*** Opening Dataset records ***
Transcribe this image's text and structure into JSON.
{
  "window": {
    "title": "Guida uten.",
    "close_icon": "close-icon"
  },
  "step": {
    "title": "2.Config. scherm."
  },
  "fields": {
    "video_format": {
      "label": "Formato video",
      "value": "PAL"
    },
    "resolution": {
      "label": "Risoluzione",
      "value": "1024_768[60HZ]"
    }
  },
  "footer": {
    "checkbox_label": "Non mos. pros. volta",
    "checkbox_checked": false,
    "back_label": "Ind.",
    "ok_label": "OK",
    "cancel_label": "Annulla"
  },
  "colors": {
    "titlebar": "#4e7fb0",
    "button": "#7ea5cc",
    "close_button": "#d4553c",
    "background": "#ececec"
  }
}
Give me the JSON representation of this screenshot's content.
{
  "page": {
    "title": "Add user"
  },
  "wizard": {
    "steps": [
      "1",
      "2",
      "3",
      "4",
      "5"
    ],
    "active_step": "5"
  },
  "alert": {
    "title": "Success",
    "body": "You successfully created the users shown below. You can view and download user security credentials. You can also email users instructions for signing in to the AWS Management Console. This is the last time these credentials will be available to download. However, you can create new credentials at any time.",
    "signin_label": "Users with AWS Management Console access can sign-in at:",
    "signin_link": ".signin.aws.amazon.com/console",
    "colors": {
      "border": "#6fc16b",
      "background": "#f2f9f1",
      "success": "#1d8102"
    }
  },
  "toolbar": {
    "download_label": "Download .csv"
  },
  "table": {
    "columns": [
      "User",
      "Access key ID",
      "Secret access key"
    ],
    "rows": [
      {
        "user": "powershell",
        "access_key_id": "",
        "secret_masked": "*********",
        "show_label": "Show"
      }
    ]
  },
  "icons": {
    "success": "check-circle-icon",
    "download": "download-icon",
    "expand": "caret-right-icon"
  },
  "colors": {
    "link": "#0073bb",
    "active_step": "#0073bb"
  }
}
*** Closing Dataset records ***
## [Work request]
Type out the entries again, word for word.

## [Expected answer]
Transcribe this image's text and structure into JSON.
{
  "window": {
    "title": "Guida uten.",
    "close_icon": "close-icon"
  },
  "step": {
    "title": "2.Config. scherm."
  },
  "fields": {
    "video_format": {
      "label": "Formato video",
      "value": "PAL"
    },
    "resolution": {
      "label": "Risoluzione",
      "value": "1024_768[60HZ]"
    }
  },
  "footer": {
    "checkbox_label": "Non mos. pros. volta",
    "checkbox_checked": false,
    "back_label": "Ind.",
    "ok_label": "OK",
    "cancel_label": "Annulla"
  },
  "colors": {
    "titlebar": "#4e7fb0",
    "button": "#7ea5cc",
    "close_button": "#d4553c",
    "background": "#ececec"
  }
}
Give me the JSON representation of this screenshot's content.
{
  "page": {
    "title": "Add user"
  },
  "wizard": {
    "steps": [
      "1",
      "2",
      "3",
      "4",
      "5"
    ],
    "active_step": "5"
  },
  "alert": {
    "title": "Success",
    "body": "You successfully created the users shown below. You can view and download user security credentials. You can also email users instructions for signing in to the AWS Management Console. This is the last time these credentials will be available to download. However, you can create new credentials at any time.",
    "signin_label": "Users with AWS Management Console access can sign-in at:",
    "signin_link": ".signin.aws.amazon.com/console",
    "colors": {
      "border": "#6fc16b",
      "background": "#f2f9f1",
      "success": "#1d8102"
    }
  },
  "toolbar": {
    "download_label": "Download .csv"
  },
  "table": {
    "columns": [
      "User",
      "Access key ID",
      "Secret access key"
    ],
    "rows": [
      {
        "user": "powershell",
        "access_key_id": "",
        "secret_masked": "*********",
        "show_label": "Show"
      }
    ]
  },
  "icons": {
    "success": "check-circle-icon",
    "download": "download-icon",
    "expand": "caret-right-icon"
  },
  "colors": {
    "link": "#0073bb",
    "active_step": "#0073bb"
  }
}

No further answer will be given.